So, in this series I’m looking at how immersive technologies are represented in film and television, in books, comics, videogames, even manga and Japanese anime. In this we’re counting virtual reality (VR), augmented reality (AR), mixed reality (MR) and we’re throwing in uses of very obvious head-mounted displays (HMDs) in there as well. Simulated reality, which is technically different to VR we’re throwing in too because hey, why not. It’s still immersive technology – and I don’t want to spend an eternity explaining to people why The Matrix somehow doesn’t count in this series.
So far we’ve looked at a lot of items that featured the idea of VR but from its first commercial period in the nineties. Things like the films Arcade and Hackers. There’s still plenty from that era to touch on, and even more so in between. For today though we’re looking at a couple of works of fiction from more recent times, including one that isn’t actually out yet.
Kiss Me First
If Ready Player One tickled your fancy when it came to the idea of virtual worlds where you can do anything or be anyone you like – but not, perhaps without consequence – a drama that debuted this year could very well be right up your street. Kiss Me First is a cross-reality drama with very dark overtones created by Bryan Elsley who had previously worked on the drama series Skins and Dates. As with those two Kiss Me First was created for the UK’s Channel 4 but also Netflix so you can check it out there too.
The series, based on the debut novel of Lottie Moggach, takes place both in reality and a VR and follows the viewpoint of Leila Evans played by Tallulah Haddon. Like many she just wants to escape from a reality she doesn’t quite feel she fits in and find some happiness away from it. The answer lies in the online gaming world operated by Azana. Go to via a VR HMD, haptics and the “AzanaBand” – a sensory collar the company has produced that in the words of its own promotional website “was created to turn in-game experiences into real-word experiences with 3 distinctly unique sensory connections”. That those three connections are happiness, fear and pain is probably not the best of design decisions.
The fine print on the site also states that “73% of users reported no long-term side effects”. Uh-oh.

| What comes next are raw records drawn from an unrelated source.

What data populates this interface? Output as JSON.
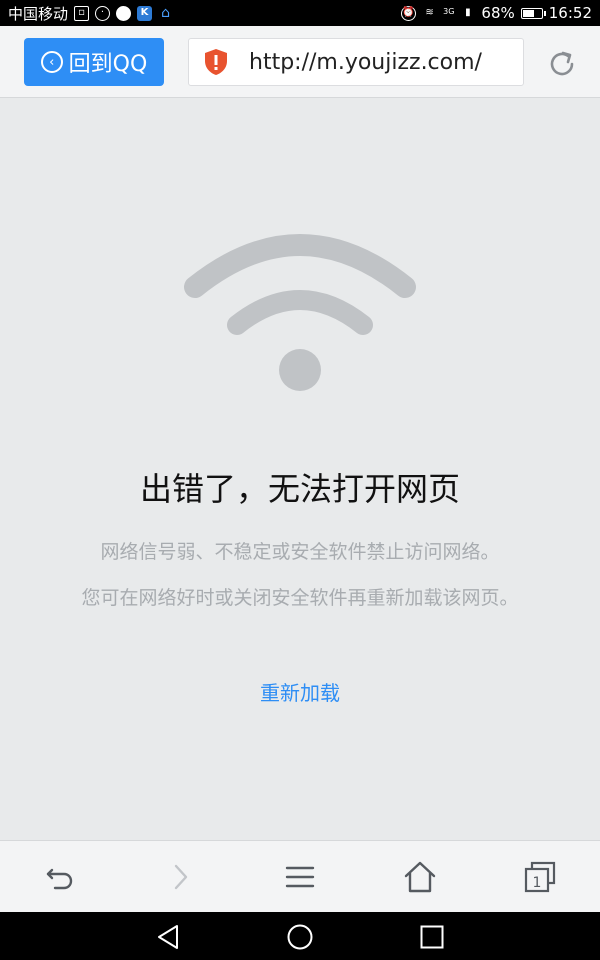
{
  "status_bar": {
    "carrier": "中国移动",
    "network": "3G",
    "battery": "68%",
    "battery_level": 0.68,
    "time": "16:52"
  },
  "toolbar": {
    "back_label": "回到QQ",
    "url": "http://m.youjizz.com/"
  },
  "error": {
    "title": "出错了，无法打开网页",
    "desc1": "网络信号弱、不稳定或安全软件禁止访问网络。",
    "desc2": "您可在网络好时或关闭安全软件再重新加载该网页。",
    "reload_label": "重新加载"
  },
  "bottom_nav": {
    "tab_count": "1"
  },
  "colors": {
    "accent": "#2e8ef5",
    "shield": "#e8532f",
    "icon_gray": "#c0c3c6"
  }
}
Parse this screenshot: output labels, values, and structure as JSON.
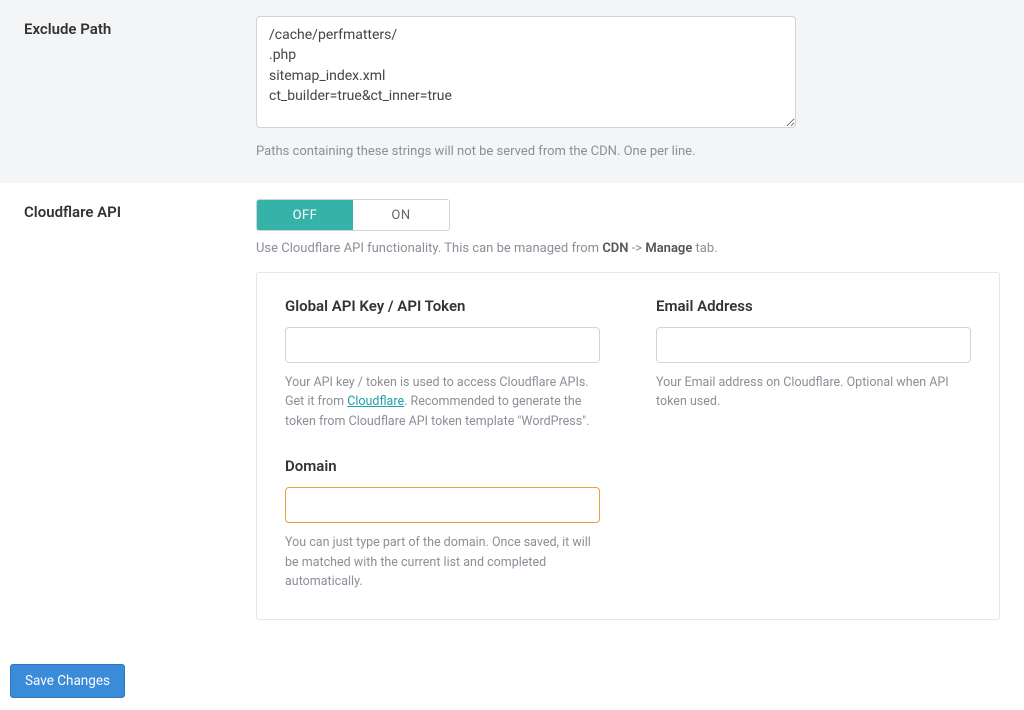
{
  "exclude_path": {
    "label": "Exclude Path",
    "value": "/cache/perfmatters/\n.php\nsitemap_index.xml\nct_builder=true&ct_inner=true",
    "help": "Paths containing these strings will not be served from the CDN. One per line."
  },
  "cloudflare": {
    "label": "Cloudflare API",
    "toggle": {
      "off": "OFF",
      "on": "ON",
      "value": "OFF"
    },
    "help_pre": "Use Cloudflare API functionality. This can be managed from ",
    "help_b1": "CDN",
    "help_arrow": " -> ",
    "help_b2": "Manage",
    "help_post": " tab.",
    "api_key": {
      "label": "Global API Key / API Token",
      "value": "",
      "help_pre": "Your API key / token is used to access Cloudflare APIs. Get it from ",
      "link_text": "Cloudflare",
      "help_post": ". Recommended to generate the token from Cloudflare API token template \"WordPress\"."
    },
    "email": {
      "label": "Email Address",
      "value": "",
      "help": "Your Email address on Cloudflare. Optional when API token used."
    },
    "domain": {
      "label": "Domain",
      "value": "",
      "help": "You can just type part of the domain. Once saved, it will be matched with the current list and completed automatically."
    }
  },
  "actions": {
    "save": "Save Changes"
  }
}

For Leila, Azana is the escape she needs as she takes on the virtual identity of ‘Shadowfax’. Things take a dramatic turn when she finds a digital paradise called Red Pill, hidden away past the edge of her favourite experience. It’s here she discovers a group of individuals that also includes Tess, a.k.a ‘Mania’ who is very much the opposite of Leila’s shy and lonely personality, but troubled in a different way. Then Tess turns up, without invite, in Leila’s real life too and the line between the worlds of reality and Azana begin to blur. Especially when part of the group mysteriously vanishes.
Johnny English Strikes Again
It is strange to think that this will be the third film in the Johnny English franchise. Yes, somehow this is now a franchise.
The spy spoof action comedy starring Rowan Atkinson is set to have its next instalment in October. A whole seven years after its last cinematic appearance and a good two decades removed from the bumbling character’s origins in a series of adverts created to promote Barclays Bank’s credit card, the Barclaycard. Back then the character wasn’t expressly named, although Atkinson’s ‘helpful’ subordinate Boff was a part of the adverts. Only referring to him as ‘Sir’ throughout the series.
Johnny English 3 sees the accident-prone spy enjoying (sort of) his retirement from being an agent of the UK’s ‘MI7’ intelligence agency.
The most important thing about being a secret agent is the secret part, and unfortunately for MI7 their entire database of spies has just been hacked and everyone’s identity exposed. So, if the agency is going to find out who is behind it all they need someone who a) is a spy, b) wasn’t on that list and c) is ultimately no big loss if they get killed. So, English is spirited away from his teaching job back into a world of mystery, intrigue and convoluted gadgets.
As seen in the initial trailer, part of getting English back up to speed is training with VR and what looks suspiciously like a modified Oculus Rift CV1. Of course, things don’t go well and English being English he manages to leave the building while still being ‘in VR’ (or at least he appears to still think this) and proceeds to cause rather a lot of disruption in London. Let’s be honest if you’re going to do a joke about VR this isn’t the most original one. But then again, Johnny English never claimed to not be re-treading old ground.
Much like a certain other spy, VR vs. will return…
Source: VR vs. Fiction – Vol III: Current Creativity